Who's telling the truth? Despite Israeli claims that the issue of Jerusalem was not discussed in Tuesday's meeting between Prime Minister Ehud Olmert and President Mahmoud Abbas, Palestinian officials presented a completely different version. Palestinian negotiator Saeb Erekat said that "the meeting dealt with all the issues pertaining to a final-status agreement, including Jerusalem."
A senior Palestinian source added that "we're not talking about the snow in Jerusalem, but rather, we're talking about the settlement activity in Jerusalem."
Erekat said the meeting featured in depth discussions and stressed that Israel reiterated its obligation to discuss the so-called "core issues" – borders, Jerusalem, settlements, and refugees.
A senior Palestinian official said that Jerusalem, just like other core issues, is being discussed at every meeting.
"We make it clear to the Israeli side that all the construction in Jerusalem is illegal in our view, and that in the future this construction will either be razed or be handed over to the Palestinians," the official told Ynet.
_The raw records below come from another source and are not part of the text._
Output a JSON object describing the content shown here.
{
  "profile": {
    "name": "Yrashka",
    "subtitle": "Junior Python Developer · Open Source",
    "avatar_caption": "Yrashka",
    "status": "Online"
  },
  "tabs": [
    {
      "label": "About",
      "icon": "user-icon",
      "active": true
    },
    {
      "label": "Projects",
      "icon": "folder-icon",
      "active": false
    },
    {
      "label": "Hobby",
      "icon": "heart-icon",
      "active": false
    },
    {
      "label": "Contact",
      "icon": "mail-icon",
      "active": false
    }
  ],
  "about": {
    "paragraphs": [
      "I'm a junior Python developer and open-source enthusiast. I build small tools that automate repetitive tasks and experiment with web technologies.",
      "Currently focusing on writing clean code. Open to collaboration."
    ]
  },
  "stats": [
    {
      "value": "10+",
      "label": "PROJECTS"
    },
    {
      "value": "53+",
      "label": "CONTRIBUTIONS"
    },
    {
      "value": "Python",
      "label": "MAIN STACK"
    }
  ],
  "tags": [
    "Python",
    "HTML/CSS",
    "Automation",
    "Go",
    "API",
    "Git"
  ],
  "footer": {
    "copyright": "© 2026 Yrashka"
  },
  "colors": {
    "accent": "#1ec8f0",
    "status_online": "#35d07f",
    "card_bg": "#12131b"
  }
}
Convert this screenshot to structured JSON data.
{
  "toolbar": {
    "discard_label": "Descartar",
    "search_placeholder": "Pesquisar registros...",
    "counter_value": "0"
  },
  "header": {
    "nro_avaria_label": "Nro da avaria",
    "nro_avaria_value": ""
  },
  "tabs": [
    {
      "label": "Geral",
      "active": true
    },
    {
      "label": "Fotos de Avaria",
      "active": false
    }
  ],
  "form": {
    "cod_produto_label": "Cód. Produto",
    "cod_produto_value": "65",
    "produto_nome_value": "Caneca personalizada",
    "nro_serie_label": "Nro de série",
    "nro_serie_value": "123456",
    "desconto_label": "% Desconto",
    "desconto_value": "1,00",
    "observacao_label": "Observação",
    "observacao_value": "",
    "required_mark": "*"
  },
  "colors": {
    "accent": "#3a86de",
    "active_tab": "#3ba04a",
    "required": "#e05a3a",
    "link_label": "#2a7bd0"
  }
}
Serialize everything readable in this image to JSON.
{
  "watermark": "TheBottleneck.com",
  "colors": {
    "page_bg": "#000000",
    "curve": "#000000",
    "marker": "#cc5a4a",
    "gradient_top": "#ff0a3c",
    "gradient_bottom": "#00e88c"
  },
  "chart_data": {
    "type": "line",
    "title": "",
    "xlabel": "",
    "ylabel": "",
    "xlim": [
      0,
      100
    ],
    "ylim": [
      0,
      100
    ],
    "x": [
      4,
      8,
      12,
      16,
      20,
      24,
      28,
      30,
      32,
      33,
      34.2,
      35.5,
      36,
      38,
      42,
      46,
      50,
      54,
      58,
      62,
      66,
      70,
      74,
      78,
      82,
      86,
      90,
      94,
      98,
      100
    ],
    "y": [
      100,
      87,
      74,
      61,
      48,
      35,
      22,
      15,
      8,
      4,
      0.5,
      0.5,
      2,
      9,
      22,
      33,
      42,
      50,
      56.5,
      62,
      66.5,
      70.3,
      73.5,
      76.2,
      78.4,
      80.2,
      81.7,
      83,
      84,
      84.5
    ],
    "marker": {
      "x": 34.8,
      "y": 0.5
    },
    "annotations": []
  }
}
The two sides were reportedly able to make some progress by the end of the meeting.
Earlier Tuesday, PM Olmert said that the Palestinians did not bring up the issue of the postponement of talks on the status of Jerusalem.
"The issue of postponing the discussion on Jerusalem to the end of the negotiations was not brought up in talks between me and Abbas," Olmert said following the meeting. He also noted that "Israel is obligated to prevent a humanitarian crisis in the Gaza Strip, but it is not obligated to open the (Gaza) crossings."
Some progress reported. (Photo: Moshe Milner, GPO)
Addressing the question of Jerusalem, an Israeli political source said that "the issue was not brought up this evening, and you may draw any conclusion you wish. The prime minister's position is that the issue of Jerusalem is the most problematic. If this issue is brought up now, the negotiations will end."
Another political source said that "what is clear is that we are aiming for an agreement by the end of 2008 that would be acceptable to the international community and serve as a fundamental, constitutive document."
Turning his attention to the pessimism expressed by the Palestinian prime minister earlier Tuesday on the prospects of a peace deal, the source said that "Salam Fayyad indeed said this morning that an agreement will not be reached by the end of 2008, but Abbas does not necessarily agree with him.
While addressing North American Jewish leaders in Jerusalem earlier, Fayyad said "not enough has happened" since a US-hosted Middle East peace conference in November to suggest a treaty can be reached in the next 11 months.
"If indeed this is going to happen, the pace has to be stepped up and stepped up significantly," he said.
Roni Sofer and Reuters contributed to the report.